• _What this task involves_:
Produce an exact copy of all records below.

===

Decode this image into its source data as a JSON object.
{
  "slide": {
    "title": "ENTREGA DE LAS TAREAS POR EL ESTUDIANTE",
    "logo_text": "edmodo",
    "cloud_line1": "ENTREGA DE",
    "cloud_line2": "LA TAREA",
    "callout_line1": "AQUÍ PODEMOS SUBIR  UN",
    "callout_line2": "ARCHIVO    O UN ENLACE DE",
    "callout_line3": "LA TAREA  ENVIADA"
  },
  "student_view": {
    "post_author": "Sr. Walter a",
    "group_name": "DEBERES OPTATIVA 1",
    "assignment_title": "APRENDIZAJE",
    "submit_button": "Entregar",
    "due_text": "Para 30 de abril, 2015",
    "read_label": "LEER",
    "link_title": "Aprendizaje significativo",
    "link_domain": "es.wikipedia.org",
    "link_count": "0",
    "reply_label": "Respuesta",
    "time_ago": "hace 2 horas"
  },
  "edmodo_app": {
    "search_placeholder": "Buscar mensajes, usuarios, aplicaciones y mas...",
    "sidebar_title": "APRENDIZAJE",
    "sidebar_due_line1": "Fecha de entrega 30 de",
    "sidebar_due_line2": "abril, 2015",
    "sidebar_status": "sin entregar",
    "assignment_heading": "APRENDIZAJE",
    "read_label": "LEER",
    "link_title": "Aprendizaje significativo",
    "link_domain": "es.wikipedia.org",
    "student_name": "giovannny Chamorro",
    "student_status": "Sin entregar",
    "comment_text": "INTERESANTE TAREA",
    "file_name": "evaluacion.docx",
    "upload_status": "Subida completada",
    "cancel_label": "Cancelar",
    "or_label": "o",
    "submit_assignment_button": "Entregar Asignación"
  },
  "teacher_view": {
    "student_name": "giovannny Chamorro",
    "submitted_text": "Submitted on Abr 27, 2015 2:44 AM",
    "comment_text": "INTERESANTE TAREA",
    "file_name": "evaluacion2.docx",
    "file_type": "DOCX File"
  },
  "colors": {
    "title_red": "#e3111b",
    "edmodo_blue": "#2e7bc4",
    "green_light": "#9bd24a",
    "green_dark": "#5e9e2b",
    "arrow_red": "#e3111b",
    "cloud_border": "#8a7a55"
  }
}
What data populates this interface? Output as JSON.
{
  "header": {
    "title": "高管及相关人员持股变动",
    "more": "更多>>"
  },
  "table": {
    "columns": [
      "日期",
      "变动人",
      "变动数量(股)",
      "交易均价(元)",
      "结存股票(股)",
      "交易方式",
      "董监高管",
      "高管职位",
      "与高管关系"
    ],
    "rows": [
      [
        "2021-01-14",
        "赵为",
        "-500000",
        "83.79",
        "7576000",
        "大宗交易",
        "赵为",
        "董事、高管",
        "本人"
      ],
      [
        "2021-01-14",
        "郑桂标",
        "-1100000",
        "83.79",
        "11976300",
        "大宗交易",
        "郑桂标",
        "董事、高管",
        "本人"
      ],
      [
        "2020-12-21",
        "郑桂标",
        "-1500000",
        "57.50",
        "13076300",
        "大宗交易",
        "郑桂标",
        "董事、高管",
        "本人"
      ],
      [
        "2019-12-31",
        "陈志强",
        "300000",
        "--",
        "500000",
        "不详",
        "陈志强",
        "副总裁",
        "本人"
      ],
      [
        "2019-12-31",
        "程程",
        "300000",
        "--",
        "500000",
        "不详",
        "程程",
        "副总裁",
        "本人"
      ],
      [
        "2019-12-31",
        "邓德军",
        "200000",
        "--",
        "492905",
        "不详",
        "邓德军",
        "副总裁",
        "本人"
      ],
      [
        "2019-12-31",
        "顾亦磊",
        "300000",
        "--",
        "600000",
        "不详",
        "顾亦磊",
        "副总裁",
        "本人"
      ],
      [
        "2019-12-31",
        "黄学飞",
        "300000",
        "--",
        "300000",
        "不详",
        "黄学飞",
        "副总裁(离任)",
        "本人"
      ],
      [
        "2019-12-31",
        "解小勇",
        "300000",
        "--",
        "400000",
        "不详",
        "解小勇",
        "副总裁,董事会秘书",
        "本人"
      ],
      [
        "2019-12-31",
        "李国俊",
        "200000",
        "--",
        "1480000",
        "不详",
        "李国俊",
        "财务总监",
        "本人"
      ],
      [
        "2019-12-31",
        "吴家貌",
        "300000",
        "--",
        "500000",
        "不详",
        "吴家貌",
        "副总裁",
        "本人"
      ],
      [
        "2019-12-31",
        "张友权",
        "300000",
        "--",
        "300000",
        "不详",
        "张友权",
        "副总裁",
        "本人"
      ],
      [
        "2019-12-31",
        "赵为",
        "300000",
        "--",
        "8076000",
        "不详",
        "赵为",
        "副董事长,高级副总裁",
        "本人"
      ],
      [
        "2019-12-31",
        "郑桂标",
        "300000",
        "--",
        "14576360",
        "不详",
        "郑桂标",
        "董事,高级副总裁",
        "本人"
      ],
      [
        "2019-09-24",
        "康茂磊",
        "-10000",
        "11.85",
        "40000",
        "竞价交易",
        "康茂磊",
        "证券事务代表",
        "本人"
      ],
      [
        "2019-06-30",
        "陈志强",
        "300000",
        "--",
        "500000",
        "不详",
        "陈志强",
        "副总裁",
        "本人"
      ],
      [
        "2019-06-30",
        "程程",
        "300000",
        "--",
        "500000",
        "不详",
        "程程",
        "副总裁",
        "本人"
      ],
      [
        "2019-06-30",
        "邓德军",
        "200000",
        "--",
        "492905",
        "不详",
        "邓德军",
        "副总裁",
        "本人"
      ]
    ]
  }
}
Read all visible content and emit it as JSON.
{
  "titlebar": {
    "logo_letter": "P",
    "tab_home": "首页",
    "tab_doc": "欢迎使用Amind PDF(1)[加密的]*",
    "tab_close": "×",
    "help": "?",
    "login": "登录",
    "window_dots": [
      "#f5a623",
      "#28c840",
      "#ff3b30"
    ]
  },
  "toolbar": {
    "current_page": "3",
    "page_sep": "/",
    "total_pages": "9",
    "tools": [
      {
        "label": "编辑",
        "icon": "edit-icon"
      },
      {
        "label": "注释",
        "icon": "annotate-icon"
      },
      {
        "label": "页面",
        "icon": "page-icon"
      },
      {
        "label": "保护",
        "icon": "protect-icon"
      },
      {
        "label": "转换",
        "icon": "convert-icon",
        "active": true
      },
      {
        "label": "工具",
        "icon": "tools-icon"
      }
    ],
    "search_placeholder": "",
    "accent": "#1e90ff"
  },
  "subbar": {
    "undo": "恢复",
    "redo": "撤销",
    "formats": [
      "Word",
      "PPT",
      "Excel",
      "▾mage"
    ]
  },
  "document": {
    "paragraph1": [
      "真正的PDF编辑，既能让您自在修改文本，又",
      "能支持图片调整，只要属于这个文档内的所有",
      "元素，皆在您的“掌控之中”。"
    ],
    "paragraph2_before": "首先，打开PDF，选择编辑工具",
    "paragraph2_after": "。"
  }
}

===

• _Answer for this exercise_:
Decode this image into its source data as a JSON object.
{
  "slide": {
    "title": "ENTREGA DE LAS TAREAS POR EL ESTUDIANTE",
    "logo_text": "edmodo",
    "cloud_line1": "ENTREGA DE",
    "cloud_line2": "LA TAREA",
    "callout_line1": "AQUÍ PODEMOS SUBIR  UN",
    "callout_line2": "ARCHIVO    O UN ENLACE DE",
    "callout_line3": "LA TAREA  ENVIADA"
  },
  "student_view": {
    "post_author": "Sr. Walter a",
    "group_name": "DEBERES OPTATIVA 1",
    "assignment_title": "APRENDIZAJE",
    "submit_button": "Entregar",
    "due_text": "Para 30 de abril, 2015",
    "read_label": "LEER",
    "link_title": "Aprendizaje significativo",
    "link_domain": "es.wikipedia.org",
    "link_count": "0",
    "reply_label": "Respuesta",
    "time_ago": "hace 2 horas"
  },
  "edmodo_app": {
    "search_placeholder": "Buscar mensajes, usuarios, aplicaciones y mas...",
    "sidebar_title": "APRENDIZAJE",
    "sidebar_due_line1": "Fecha de entrega 30 de",
    "sidebar_due_line2": "abril, 2015",
    "sidebar_status": "sin entregar",
    "assignment_heading": "APRENDIZAJE",
    "read_label": "LEER",
    "link_title": "Aprendizaje significativo",
    "link_domain": "es.wikipedia.org",
    "student_name": "giovannny Chamorro",
    "student_status": "Sin entregar",
    "comment_text": "INTERESANTE TAREA",
    "file_name": "evaluacion.docx",
    "upload_status": "Subida completada",
    "cancel_label": "Cancelar",
    "or_label": "o",
    "submit_assignment_button": "Entregar Asignación"
  },
  "teacher_view": {
    "student_name": "giovannny Chamorro",
    "submitted_text": "Submitted on Abr 27, 2015 2:44 AM",
    "comment_text": "INTERESANTE TAREA",
    "file_name": "evaluacion2.docx",
    "file_type": "DOCX File"
  },
  "colors": {
    "title_red": "#e3111b",
    "edmodo_blue": "#2e7bc4",
    "green_light": "#9bd24a",
    "green_dark": "#5e9e2b",
    "arrow_red": "#e3111b",
    "cloud_border": "#8a7a55"
  }
}
What data populates this interface? Output as JSON.
{
  "header": {
    "title": "高管及相关人员持股变动",
    "more": "更多>>"
  },
  "table": {
    "columns": [
      "日期",
      "变动人",
      "变动数量(股)",
      "交易均价(元)",
      "结存股票(股)",
      "交易方式",
      "董监高管",
      "高管职位",
      "与高管关系"
    ],
    "rows": [
      [
        "2021-01-14",
        "赵为",
        "-500000",
        "83.79",
        "7576000",
        "大宗交易",
        "赵为",
        "董事、高管",
        "本人"
      ],
      [
        "2021-01-14",
        "郑桂标",
        "-1100000",
        "83.79",
        "11976300",
        "大宗交易",
        "郑桂标",
        "董事、高管",
        "本人"
      ],
      [
        "2020-12-21",
        "郑桂标",
        "-1500000",
        "57.50",
        "13076300",
        "大宗交易",
        "郑桂标",
        "董事、高管",
        "本人"
      ],
      [
        "2019-12-31",
        "陈志强",
        "300000",
        "--",
        "500000",
        "不详",
        "陈志强",
        "副总裁",
        "本人"
      ],
      [
        "2019-12-31",
        "程程",
        "300000",
        "--",
        "500000",
        "不详",
        "程程",
        "副总裁",
        "本人"
      ],
      [
        "2019-12-31",
        "邓德军",
        "200000",
        "--",
        "492905",
        "不详",
        "邓德军",
        "副总裁",
        "本人"
      ],
      [
        "2019-12-31",
        "顾亦磊",
        "300000",
        "--",
        "600000",
        "不详",
        "顾亦磊",
        "副总裁",
        "本人"
      ],
      [
        "2019-12-31",
        "黄学飞",
        "300000",
        "--",
        "300000",
        "不详",
        "黄学飞",
        "副总裁(离任)",
        "本人"
      ],
      [
        "2019-12-31",
        "解小勇",
        "300000",
        "--",
        "400000",
        "不详",
        "解小勇",
        "副总裁,董事会秘书",
        "本人"
      ],
      [
        "2019-12-31",
        "李国俊",
        "200000",
        "--",
        "1480000",
        "不详",
        "李国俊",
        "财务总监",
        "本人"
      ],
      [
        "2019-12-31",
        "吴家貌",
        "300000",
        "--",
        "500000",
        "不详",
        "吴家貌",
        "副总裁",
        "本人"
      ],
      [
        "2019-12-31",
        "张友权",
        "300000",
        "--",
        "300000",
        "不详",
        "张友权",
        "副总裁",
        "本人"
      ],
      [
        "2019-12-31",
        "赵为",
        "300000",
        "--",
        "8076000",
        "不详",
        "赵为",
        "副董事长,高级副总裁",
        "本人"
      ],
      [
        "2019-12-31",
        "郑桂标",
        "300000",
        "--",
        "14576360",
        "不详",
        "郑桂标",
        "董事,高级副总裁",
        "本人"
      ],
      [
        "2019-09-24",
        "康茂磊",
        "-10000",
        "11.85",
        "40000",
        "竞价交易",
        "康茂磊",
        "证券事务代表",
        "本人"
      ],
      [
        "2019-06-30",
        "陈志强",
        "300000",
        "--",
        "500000",
        "不详",
        "陈志强",
        "副总裁",
        "本人"
      ],
      [
        "2019-06-30",
        "程程",
        "300000",
        "--",
        "500000",
        "不详",
        "程程",
        "副总裁",
        "本人"
      ],
      [
        "2019-06-30",
        "邓德军",
        "200000",
        "--",
        "492905",
        "不详",
        "邓德军",
        "副总裁",
        "本人"
      ]
    ]
  }
}
Read all visible content and emit it as JSON.
{
  "titlebar": {
    "logo_letter": "P",
    "tab_home": "首页",
    "tab_doc": "欢迎使用Amind PDF(1)[加密的]*",
    "tab_close": "×",
    "help": "?",
    "login": "登录",
    "window_dots": [
      "#f5a623",
      "#28c840",
      "#ff3b30"
    ]
  },
  "toolbar": {
    "current_page": "3",
    "page_sep": "/",
    "total_pages": "9",
    "tools": [
      {
        "label": "编辑",
        "icon": "edit-icon"
      },
      {
        "label": "注释",
        "icon": "annotate-icon"
      },
      {
        "label": "页面",
        "icon": "page-icon"
      },
      {
        "label": "保护",
        "icon": "protect-icon"
      },
      {
        "label": "转换",
        "icon": "convert-icon",
        "active": true
      },
      {
        "label": "工具",
        "icon": "tools-icon"
      }
    ],
    "search_placeholder": "",
    "accent": "#1e90ff"
  },
  "subbar": {
    "undo": "恢复",
    "redo": "撤销",
    "formats": [
      "Word",
      "PPT",
      "Excel",
      "▾mage"
    ]
  },
  "document": {
    "paragraph1": [
      "真正的PDF编辑，既能让您自在修改文本，又",
      "能支持图片调整，只要属于这个文档内的所有",
      "元素，皆在您的“掌控之中”。"
    ],
    "paragraph2_before": "首先，打开PDF，选择编辑工具",
    "paragraph2_after": "。"
  }
}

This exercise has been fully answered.